━━━ Exercise data ━━━

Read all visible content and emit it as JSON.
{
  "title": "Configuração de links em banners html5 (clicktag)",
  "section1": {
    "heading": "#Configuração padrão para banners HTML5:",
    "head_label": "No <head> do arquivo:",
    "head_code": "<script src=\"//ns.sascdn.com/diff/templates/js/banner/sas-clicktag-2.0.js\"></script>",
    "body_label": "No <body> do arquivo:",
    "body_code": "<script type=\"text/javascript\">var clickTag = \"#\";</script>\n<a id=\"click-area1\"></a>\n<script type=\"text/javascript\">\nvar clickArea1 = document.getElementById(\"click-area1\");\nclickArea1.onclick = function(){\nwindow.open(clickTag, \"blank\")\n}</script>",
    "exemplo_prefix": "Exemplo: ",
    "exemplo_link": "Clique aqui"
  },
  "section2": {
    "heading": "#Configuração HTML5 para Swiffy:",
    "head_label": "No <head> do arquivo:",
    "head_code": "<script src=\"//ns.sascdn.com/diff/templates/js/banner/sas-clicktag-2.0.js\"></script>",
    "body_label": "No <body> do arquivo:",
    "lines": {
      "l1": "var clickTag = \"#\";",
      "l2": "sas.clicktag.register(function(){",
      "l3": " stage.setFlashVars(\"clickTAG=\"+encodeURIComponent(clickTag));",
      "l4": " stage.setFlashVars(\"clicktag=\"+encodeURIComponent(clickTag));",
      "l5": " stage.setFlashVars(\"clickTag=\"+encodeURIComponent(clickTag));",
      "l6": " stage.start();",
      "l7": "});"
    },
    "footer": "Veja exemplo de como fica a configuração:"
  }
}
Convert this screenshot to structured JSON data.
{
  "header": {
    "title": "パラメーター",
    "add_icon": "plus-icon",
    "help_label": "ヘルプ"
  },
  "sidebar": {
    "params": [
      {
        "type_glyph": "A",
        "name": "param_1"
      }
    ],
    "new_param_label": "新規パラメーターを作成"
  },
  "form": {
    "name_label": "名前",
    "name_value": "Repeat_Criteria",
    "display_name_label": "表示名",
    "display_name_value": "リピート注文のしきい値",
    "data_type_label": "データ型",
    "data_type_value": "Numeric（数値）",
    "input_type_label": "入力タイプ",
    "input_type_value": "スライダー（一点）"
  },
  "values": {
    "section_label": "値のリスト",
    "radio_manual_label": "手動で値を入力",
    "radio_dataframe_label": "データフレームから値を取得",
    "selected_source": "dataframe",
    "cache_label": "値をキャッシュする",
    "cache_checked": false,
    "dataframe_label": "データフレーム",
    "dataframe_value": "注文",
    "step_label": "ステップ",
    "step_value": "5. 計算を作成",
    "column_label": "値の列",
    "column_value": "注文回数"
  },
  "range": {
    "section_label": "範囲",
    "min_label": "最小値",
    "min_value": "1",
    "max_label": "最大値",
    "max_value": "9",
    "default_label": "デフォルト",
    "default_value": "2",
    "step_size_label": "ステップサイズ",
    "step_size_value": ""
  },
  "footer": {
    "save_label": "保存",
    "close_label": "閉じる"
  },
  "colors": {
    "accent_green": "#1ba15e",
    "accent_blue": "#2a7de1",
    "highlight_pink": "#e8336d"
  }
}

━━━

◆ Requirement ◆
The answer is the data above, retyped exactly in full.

◆ Solution to the problem ◆
Read all visible content and emit it as JSON.
{
  "title": "Configuração de links em banners html5 (clicktag)",
  "section1": {
    "heading": "#Configuração padrão para banners HTML5:",
    "head_label": "No <head> do arquivo:",
    "head_code": "<script src=\"//ns.sascdn.com/diff/templates/js/banner/sas-clicktag-2.0.js\"></script>",
    "body_label": "No <body> do arquivo:",
    "body_code": "<script type=\"text/javascript\">var clickTag = \"#\";</script>\n<a id=\"click-area1\"></a>\n<script type=\"text/javascript\">\nvar clickArea1 = document.getElementById(\"click-area1\");\nclickArea1.onclick = function(){\nwindow.open(clickTag, \"blank\")\n}</script>",
    "exemplo_prefix": "Exemplo: ",
    "exemplo_link": "Clique aqui"
  },
  "section2": {
    "heading": "#Configuração HTML5 para Swiffy:",
    "head_label": "No <head> do arquivo:",
    "head_code": "<script src=\"//ns.sascdn.com/diff/templates/js/banner/sas-clicktag-2.0.js\"></script>",
    "body_label": "No <body> do arquivo:",
    "lines": {
      "l1": "var clickTag = \"#\";",
      "l2": "sas.clicktag.register(function(){",
      "l3": " stage.setFlashVars(\"clickTAG=\"+encodeURIComponent(clickTag));",
      "l4": " stage.setFlashVars(\"clicktag=\"+encodeURIComponent(clickTag));",
      "l5": " stage.setFlashVars(\"clickTag=\"+encodeURIComponent(clickTag));",
      "l6": " stage.start();",
      "l7": "});"
    },
    "footer": "Veja exemplo de como fica a configuração:"
  }
}
Convert this screenshot to structured JSON data.
{
  "header": {
    "title": "パラメーター",
    "add_icon": "plus-icon",
    "help_label": "ヘルプ"
  },
  "sidebar": {
    "params": [
      {
        "type_glyph": "A",
        "name": "param_1"
      }
    ],
    "new_param_label": "新規パラメーターを作成"
  },
  "form": {
    "name_label": "名前",
    "name_value": "Repeat_Criteria",
    "display_name_label": "表示名",
    "display_name_value": "リピート注文のしきい値",
    "data_type_label": "データ型",
    "data_type_value": "Numeric（数値）",
    "input_type_label": "入力タイプ",
    "input_type_value": "スライダー（一点）"
  },
  "values": {
    "section_label": "値のリスト",
    "radio_manual_label": "手動で値を入力",
    "radio_dataframe_label": "データフレームから値を取得",
    "selected_source": "dataframe",
    "cache_label": "値をキャッシュする",
    "cache_checked": false,
    "dataframe_label": "データフレーム",
    "dataframe_value": "注文",
    "step_label": "ステップ",
    "step_value": "5. 計算を作成",
    "column_label": "値の列",
    "column_value": "注文回数"
  },
  "range": {
    "section_label": "範囲",
    "min_label": "最小値",
    "min_value": "1",
    "max_label": "最大値",
    "max_value": "9",
    "default_label": "デフォルト",
    "default_value": "2",
    "step_size_label": "ステップサイズ",
    "step_size_value": ""
  },
  "footer": {
    "save_label": "保存",
    "close_label": "閉じる"
  },
  "colors": {
    "accent_green": "#1ba15e",
    "accent_blue": "#2a7de1",
    "highlight_pink": "#e8336d"
  }
}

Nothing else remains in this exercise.